• The Romeo hockey team presenting a check for $2,265, which came from their charity game this season vs. Eisenhower.
• The St. Andrews Pipe Band appearing for the fourth year in a row, playing bagpipes.
• The Powell Balddogs winning the team category, raising more than $33,000. Dan Czartoryski said the team is made up of eight teachers and 34 Powell Middle School students, who turned the cause into a school-wide effort.
In addition to raising money, one of Fiscus's goals is to raise awareness for childhood cancer research. Presently, childhood cancer receives approximately 4 percent of funding,
Growing the Romeo event into something that can't be ignored is part of his plan.
"Childhood cancer deserves a lot more recognition, a lot more funding than it gets today," said Fiscus. "We've tried to make Romeo St. Baldrick's really big, because we not only want to raise funds, but also raise awareness of the need for it. We want this to be so big that the media can't ignore it."
That goal was helped Saturday by the presence of Jay Towers, of FOX 2 Detroit, who was on hand to help get things started.
"We've covered this on Fox 2 for many years," said Towers. "Mike and Kevin asked if I'd come out to welcome the crowd and, of course, I said yes. The fact that so much money is raised so quickly is awesome."
Fox wasn't the only media outlet paying attention. Shavee Leigh Benigni appeared live on WDIV early Saturday morning, getting her head shaved in the television studio by Tiffany Brandt-Randles, one of the event coordinators.

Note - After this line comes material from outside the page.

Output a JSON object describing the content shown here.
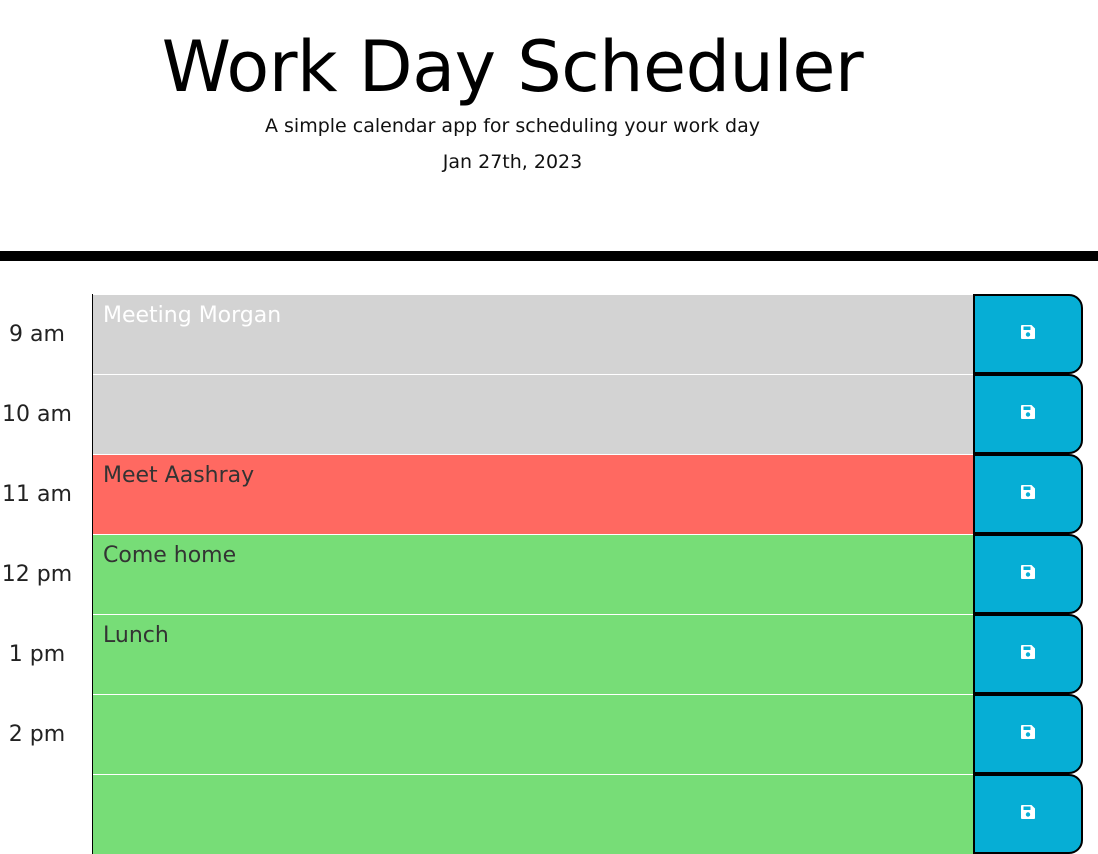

As of Sunday evening, the 2014 Romeo St. Baldrick's event had raised $280,000. A final total will come once online donations, as well as donations made the day of the event, are tallied, said Danaj. To donate, go to http://www.stbaldricks.org/events/romeo